## What this task involves
What's wanted is a faithful retyping of every entry, pictures excluded.

Dataset items

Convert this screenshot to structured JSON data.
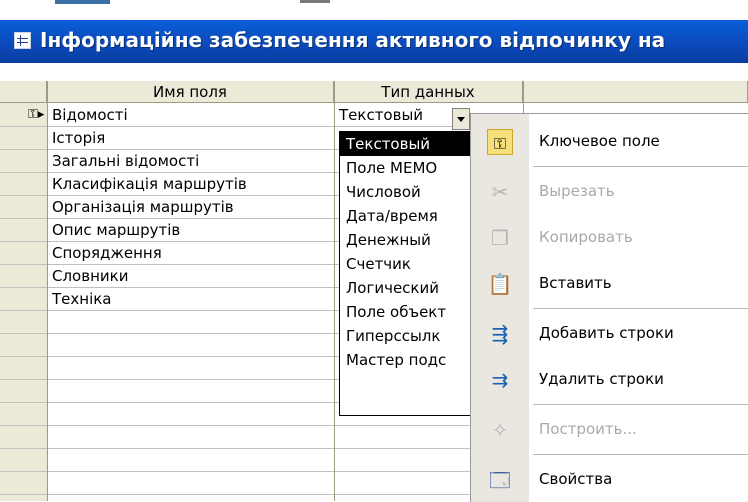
{
  "window": {
    "title": "Інформаційне забезпечення активного відпочинку на"
  },
  "table": {
    "headers": [
      "Имя поля",
      "Тип данных"
    ],
    "rows": [
      {
        "name": "Відомості",
        "type": "Текстовый"
      },
      {
        "name": "Історія",
        "type": ""
      },
      {
        "name": "Загальні відомості",
        "type": ""
      },
      {
        "name": "Класифікація маршрутів",
        "type": ""
      },
      {
        "name": "Організація маршрутів",
        "type": ""
      },
      {
        "name": "Опис маршрутів",
        "type": ""
      },
      {
        "name": "Спорядження",
        "type": ""
      },
      {
        "name": "Словники",
        "type": ""
      },
      {
        "name": "Техніка",
        "type": ""
      }
    ]
  },
  "dropdown": {
    "selected": "Текстовый",
    "options": [
      "Текстовый",
      "Поле МЕМО",
      "Числовой",
      "Дата/время",
      "Денежный",
      "Счетчик",
      "Логический",
      "Поле объект",
      "Гиперссылк",
      "Мастер подс"
    ]
  },
  "context_menu": {
    "items": [
      {
        "label": "Ключевое поле",
        "icon": "key-icon",
        "enabled": true
      },
      {
        "label": "Вырезать",
        "icon": "scissors-icon",
        "enabled": false
      },
      {
        "label": "Копировать",
        "icon": "copy-icon",
        "enabled": false
      },
      {
        "label": "Вставить",
        "icon": "paste-icon",
        "enabled": true
      },
      {
        "label": "Добавить строки",
        "icon": "insert-rows-icon",
        "enabled": true
      },
      {
        "label": "Удалить строки",
        "icon": "delete-rows-icon",
        "enabled": true
      },
      {
        "label": "Построить...",
        "icon": "build-icon",
        "enabled": false
      },
      {
        "label": "Свойства",
        "icon": "properties-icon",
        "enabled": true
      }
    ]
  },
  "colors": {
    "titlebar": "#0b48b8",
    "header_bg": "#ece9d8",
    "selected_bg": "#000000",
    "disabled_text": "#a9a9a9"
  }
}
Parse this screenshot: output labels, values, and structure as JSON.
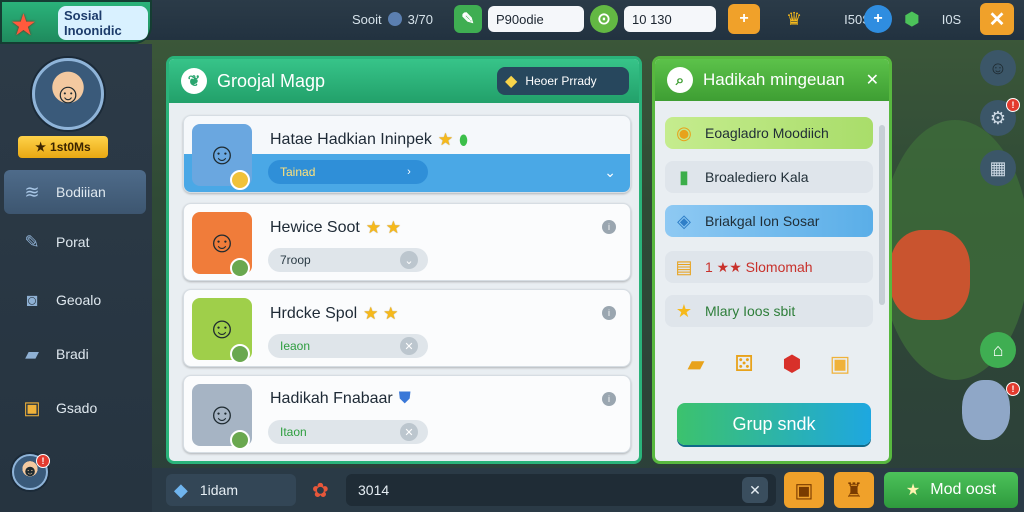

## Exercise solution
Convert this screenshot to structured JSON data.
{
  "window": {
    "title": "Інформаційне забезпечення активного відпочинку на"
  },
  "table": {
    "headers": [
      "Имя поля",
      "Тип данных"
    ],
    "rows": [
      {
        "name": "Відомості",
        "type": "Текстовый"
      },
      {
        "name": "Історія",
        "type": ""
      },
      {
        "name": "Загальні відомості",
        "type": ""
      },
      {
        "name": "Класифікація маршрутів",
        "type": ""
      },
      {
        "name": "Організація маршрутів",
        "type": ""
      },
      {
        "name": "Опис маршрутів",
        "type": ""
      },
      {
        "name": "Спорядження",
        "type": ""
      },
      {
        "name": "Словники",
        "type": ""
      },
      {
        "name": "Техніка",
        "type": ""
      }
    ]
  },
  "dropdown": {
    "selected": "Текстовый",
    "options": [
      "Текстовый",
      "Поле МЕМО",
      "Числовой",
      "Дата/время",
      "Денежный",
      "Счетчик",
      "Логический",
      "Поле объект",
      "Гиперссылк",
      "Мастер подс"
    ]
  },
  "context_menu": {
    "items": [
      {
        "label": "Ключевое поле",
        "icon": "key-icon",
        "enabled": true
      },
      {
        "label": "Вырезать",
        "icon": "scissors-icon",
        "enabled": false
      },
      {
        "label": "Копировать",
        "icon": "copy-icon",
        "enabled": false
      },
      {
        "label": "Вставить",
        "icon": "paste-icon",
        "enabled": true
      },
      {
        "label": "Добавить строки",
        "icon": "insert-rows-icon",
        "enabled": true
      },
      {
        "label": "Удалить строки",
        "icon": "delete-rows-icon",
        "enabled": true
      },
      {
        "label": "Построить...",
        "icon": "build-icon",
        "enabled": false
      },
      {
        "label": "Свойства",
        "icon": "properties-icon",
        "enabled": true
      }
    ]
  },
  "colors": {
    "titlebar": "#0b48b8",
    "header_bg": "#ece9d8",
    "selected_bg": "#000000",
    "disabled_text": "#a9a9a9"
  }
}
Parse this screenshot: output labels, values, and structure as JSON.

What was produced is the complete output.